*Task statement*
Every record must appear in the answer exactly as it stands.

*Extracted data*
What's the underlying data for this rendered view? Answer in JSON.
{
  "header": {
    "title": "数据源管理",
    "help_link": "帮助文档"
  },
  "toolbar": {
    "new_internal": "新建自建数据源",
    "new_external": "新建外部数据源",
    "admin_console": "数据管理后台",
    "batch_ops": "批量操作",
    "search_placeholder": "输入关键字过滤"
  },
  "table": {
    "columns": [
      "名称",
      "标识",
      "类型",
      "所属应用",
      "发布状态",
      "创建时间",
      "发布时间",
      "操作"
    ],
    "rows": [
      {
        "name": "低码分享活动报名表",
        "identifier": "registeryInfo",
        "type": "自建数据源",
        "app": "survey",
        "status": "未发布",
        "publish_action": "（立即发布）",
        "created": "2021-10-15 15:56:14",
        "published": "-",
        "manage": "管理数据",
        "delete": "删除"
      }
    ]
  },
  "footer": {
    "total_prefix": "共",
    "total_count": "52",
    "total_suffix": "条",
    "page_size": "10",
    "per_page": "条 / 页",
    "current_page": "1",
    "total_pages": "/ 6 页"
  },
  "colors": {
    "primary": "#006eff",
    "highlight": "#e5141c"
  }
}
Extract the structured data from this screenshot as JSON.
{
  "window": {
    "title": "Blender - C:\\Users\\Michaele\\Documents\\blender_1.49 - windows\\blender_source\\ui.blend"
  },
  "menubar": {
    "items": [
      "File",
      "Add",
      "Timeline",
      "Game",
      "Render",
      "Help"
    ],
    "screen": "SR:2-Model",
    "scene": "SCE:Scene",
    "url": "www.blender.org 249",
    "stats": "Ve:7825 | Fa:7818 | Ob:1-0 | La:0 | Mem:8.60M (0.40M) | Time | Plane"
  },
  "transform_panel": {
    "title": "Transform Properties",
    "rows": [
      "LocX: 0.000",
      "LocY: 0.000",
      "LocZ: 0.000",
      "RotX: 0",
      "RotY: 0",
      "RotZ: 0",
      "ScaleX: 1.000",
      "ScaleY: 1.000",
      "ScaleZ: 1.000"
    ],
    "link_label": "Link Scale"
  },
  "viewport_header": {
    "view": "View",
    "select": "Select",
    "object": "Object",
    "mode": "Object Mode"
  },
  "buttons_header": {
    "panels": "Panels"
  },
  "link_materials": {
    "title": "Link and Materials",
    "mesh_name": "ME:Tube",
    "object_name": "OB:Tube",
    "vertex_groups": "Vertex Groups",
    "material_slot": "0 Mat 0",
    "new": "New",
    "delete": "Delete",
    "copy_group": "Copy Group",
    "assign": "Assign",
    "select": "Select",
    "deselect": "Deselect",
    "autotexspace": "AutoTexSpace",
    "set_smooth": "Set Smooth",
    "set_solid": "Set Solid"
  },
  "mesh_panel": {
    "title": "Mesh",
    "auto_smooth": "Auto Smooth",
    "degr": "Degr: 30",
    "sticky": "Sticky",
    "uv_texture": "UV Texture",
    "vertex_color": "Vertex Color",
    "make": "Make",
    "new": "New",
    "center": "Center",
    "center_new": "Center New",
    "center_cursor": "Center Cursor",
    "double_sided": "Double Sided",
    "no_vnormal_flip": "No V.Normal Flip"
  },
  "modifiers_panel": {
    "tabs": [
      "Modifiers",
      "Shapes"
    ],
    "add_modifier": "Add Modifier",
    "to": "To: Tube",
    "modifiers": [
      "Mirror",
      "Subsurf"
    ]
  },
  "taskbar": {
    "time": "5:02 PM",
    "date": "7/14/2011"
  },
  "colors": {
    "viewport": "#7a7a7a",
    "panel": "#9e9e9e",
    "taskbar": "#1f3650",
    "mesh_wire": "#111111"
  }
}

*Solution for this problem*
What's the underlying data for this rendered view? Answer in JSON.
{
  "header": {
    "title": "数据源管理",
    "help_link": "帮助文档"
  },
  "toolbar": {
    "new_internal": "新建自建数据源",
    "new_external": "新建外部数据源",
    "admin_console": "数据管理后台",
    "batch_ops": "批量操作",
    "search_placeholder": "输入关键字过滤"
  },
  "table": {
    "columns": [
      "名称",
      "标识",
      "类型",
      "所属应用",
      "发布状态",
      "创建时间",
      "发布时间",
      "操作"
    ],
    "rows": [
      {
        "name": "低码分享活动报名表",
        "identifier": "registeryInfo",
        "type": "自建数据源",
        "app": "survey",
        "status": "未发布",
        "publish_action": "（立即发布）",
        "created": "2021-10-15 15:56:14",
        "published": "-",
        "manage": "管理数据",
        "delete": "删除"
      }
    ]
  },
  "footer": {
    "total_prefix": "共",
    "total_count": "52",
    "total_suffix": "条",
    "page_size": "10",
    "per_page": "条 / 页",
    "current_page": "1",
    "total_pages": "/ 6 页"
  },
  "colors": {
    "primary": "#006eff",
    "highlight": "#e5141c"
  }
}
Extract the structured data from this screenshot as JSON.
{
  "window": {
    "title": "Blender - C:\\Users\\Michaele\\Documents\\blender_1.49 - windows\\blender_source\\ui.blend"
  },
  "menubar": {
    "items": [
      "File",
      "Add",
      "Timeline",
      "Game",
      "Render",
      "Help"
    ],
    "screen": "SR:2-Model",
    "scene": "SCE:Scene",
    "url": "www.blender.org 249",
    "stats": "Ve:7825 | Fa:7818 | Ob:1-0 | La:0 | Mem:8.60M (0.40M) | Time | Plane"
  },
  "transform_panel": {
    "title": "Transform Properties",
    "rows": [
      "LocX: 0.000",
      "LocY: 0.000",
      "LocZ: 0.000",
      "RotX: 0",
      "RotY: 0",
      "RotZ: 0",
      "ScaleX: 1.000",
      "ScaleY: 1.000",
      "ScaleZ: 1.000"
    ],
    "link_label": "Link Scale"
  },
  "viewport_header": {
    "view": "View",
    "select": "Select",
    "object": "Object",
    "mode": "Object Mode"
  },
  "buttons_header": {
    "panels": "Panels"
  },
  "link_materials": {
    "title": "Link and Materials",
    "mesh_name": "ME:Tube",
    "object_name": "OB:Tube",
    "vertex_groups": "Vertex Groups",
    "material_slot": "0 Mat 0",
    "new": "New",
    "delete": "Delete",
    "copy_group": "Copy Group",
    "assign": "Assign",
    "select": "Select",
    "deselect": "Deselect",
    "autotexspace": "AutoTexSpace",
    "set_smooth": "Set Smooth",
    "set_solid": "Set Solid"
  },
  "mesh_panel": {
    "title": "Mesh",
    "auto_smooth": "Auto Smooth",
    "degr": "Degr: 30",
    "sticky": "Sticky",
    "uv_texture": "UV Texture",
    "vertex_color": "Vertex Color",
    "make": "Make",
    "new": "New",
    "center": "Center",
    "center_new": "Center New",
    "center_cursor": "Center Cursor",
    "double_sided": "Double Sided",
    "no_vnormal_flip": "No V.Normal Flip"
  },
  "modifiers_panel": {
    "tabs": [
      "Modifiers",
      "Shapes"
    ],
    "add_modifier": "Add Modifier",
    "to": "To: Tube",
    "modifiers": [
      "Mirror",
      "Subsurf"
    ]
  },
  "taskbar": {
    "time": "5:02 PM",
    "date": "7/14/2011"
  },
  "colors": {
    "viewport": "#7a7a7a",
    "panel": "#9e9e9e",
    "taskbar": "#1f3650",
    "mesh_wire": "#111111"
  }
}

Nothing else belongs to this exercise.